#### EXERCISE DIRECTIONS:
Please repeat the records below exactly, skipping any pictures.

▽

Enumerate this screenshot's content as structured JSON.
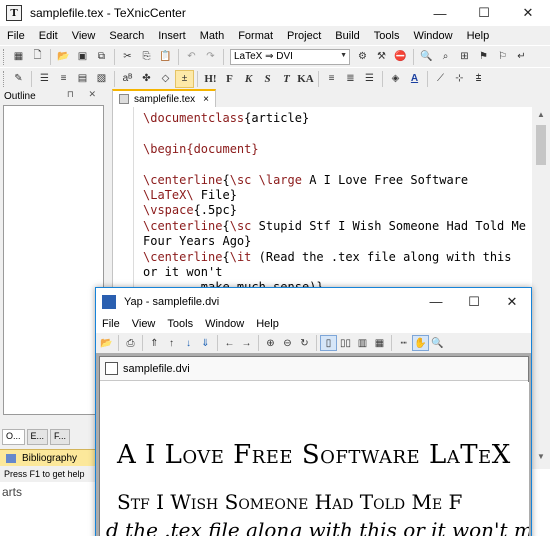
{
  "main": {
    "title": "samplefile.tex - TeXnicCenter",
    "app_icon": "T",
    "window_buttons": {
      "minimize": "—",
      "maximize": "☐",
      "close": "✕"
    },
    "menu": [
      "File",
      "Edit",
      "View",
      "Search",
      "Insert",
      "Math",
      "Format",
      "Project",
      "Build",
      "Tools",
      "Window",
      "Help"
    ],
    "toolbar": {
      "profile_combo": "LaTeX ⇒ DVI",
      "format_buttons": [
        "H!",
        "F",
        "K",
        "S",
        "T",
        "KA"
      ]
    }
  },
  "outline": {
    "header": "Outline",
    "header_buttons": "⊓ ✕",
    "tabs": [
      "O...",
      "E...",
      "F..."
    ],
    "bibliography_label": "Bibliography",
    "status": "Press F1 to get help"
  },
  "editor": {
    "tab_label": "samplefile.tex",
    "tab_close": "×"
  },
  "code": {
    "l1_cmd": "\\documentclass",
    "l1_arg": "{article}",
    "l3_cmd": "\\begin",
    "l3_arg": "{document}",
    "l5_cmd": "\\centerline",
    "l5_brace": "{",
    "l5_sc": "\\sc \\large",
    "l5_text": " A I Love Free Software",
    "l6_cmd": "\\LaTeX\\",
    "l6_text": " File}",
    "l7_cmd": "\\vspace",
    "l7_arg": "{.5pc}",
    "l8_cmd": "\\centerline",
    "l8_brace": "{",
    "l8_sc": "\\sc",
    "l8_text": " Stupid Stf I Wish Someone Had Told Me Four Years Ago}",
    "l9_cmd": "\\centerline",
    "l9_brace": "{",
    "l9_it": "\\it",
    "l9_text": " (Read the .tex file along with this or it won't",
    "l10_text": "        make much sense)}"
  },
  "below_text": "arts",
  "yap": {
    "title": "Yap - samplefile.dvi",
    "window_buttons": {
      "minimize": "—",
      "maximize": "☐",
      "close": "✕"
    },
    "menu": [
      "File",
      "View",
      "Tools",
      "Window",
      "Help"
    ],
    "doc_title": "samplefile.dvi",
    "dvi_line1": "A I Love Free Software LaTeX",
    "dvi_line2": "Stf I Wish Someone Had Told Me F",
    "dvi_line3": "d the .tex file along with this or it won't ma"
  }
}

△

#### SOLUTION TO THE EXERCISE:
Enumerate this screenshot's content as structured JSON.
{
  "main": {
    "title": "samplefile.tex - TeXnicCenter",
    "app_icon": "T",
    "window_buttons": {
      "minimize": "—",
      "maximize": "☐",
      "close": "✕"
    },
    "menu": [
      "File",
      "Edit",
      "View",
      "Search",
      "Insert",
      "Math",
      "Format",
      "Project",
      "Build",
      "Tools",
      "Window",
      "Help"
    ],
    "toolbar": {
      "profile_combo": "LaTeX ⇒ DVI",
      "format_buttons": [
        "H!",
        "F",
        "K",
        "S",
        "T",
        "KA"
      ]
    }
  },
  "outline": {
    "header": "Outline",
    "header_buttons": "⊓ ✕",
    "tabs": [
      "O...",
      "E...",
      "F..."
    ],
    "bibliography_label": "Bibliography",
    "status": "Press F1 to get help"
  },
  "editor": {
    "tab_label": "samplefile.tex",
    "tab_close": "×"
  },
  "code": {
    "l1_cmd": "\\documentclass",
    "l1_arg": "{article}",
    "l3_cmd": "\\begin",
    "l3_arg": "{document}",
    "l5_cmd": "\\centerline",
    "l5_brace": "{",
    "l5_sc": "\\sc \\large",
    "l5_text": " A I Love Free Software",
    "l6_cmd": "\\LaTeX\\",
    "l6_text": " File}",
    "l7_cmd": "\\vspace",
    "l7_arg": "{.5pc}",
    "l8_cmd": "\\centerline",
    "l8_brace": "{",
    "l8_sc": "\\sc",
    "l8_text": " Stupid Stf I Wish Someone Had Told Me Four Years Ago}",
    "l9_cmd": "\\centerline",
    "l9_brace": "{",
    "l9_it": "\\it",
    "l9_text": " (Read the .tex file along with this or it won't",
    "l10_text": "        make much sense)}"
  },
  "below_text": "arts",
  "yap": {
    "title": "Yap - samplefile.dvi",
    "window_buttons": {
      "minimize": "—",
      "maximize": "☐",
      "close": "✕"
    },
    "menu": [
      "File",
      "View",
      "Tools",
      "Window",
      "Help"
    ],
    "doc_title": "samplefile.dvi",
    "dvi_line1": "A I Love Free Software LaTeX",
    "dvi_line2": "Stf I Wish Someone Had Told Me F",
    "dvi_line3": "d the .tex file along with this or it won't ma"
  }
}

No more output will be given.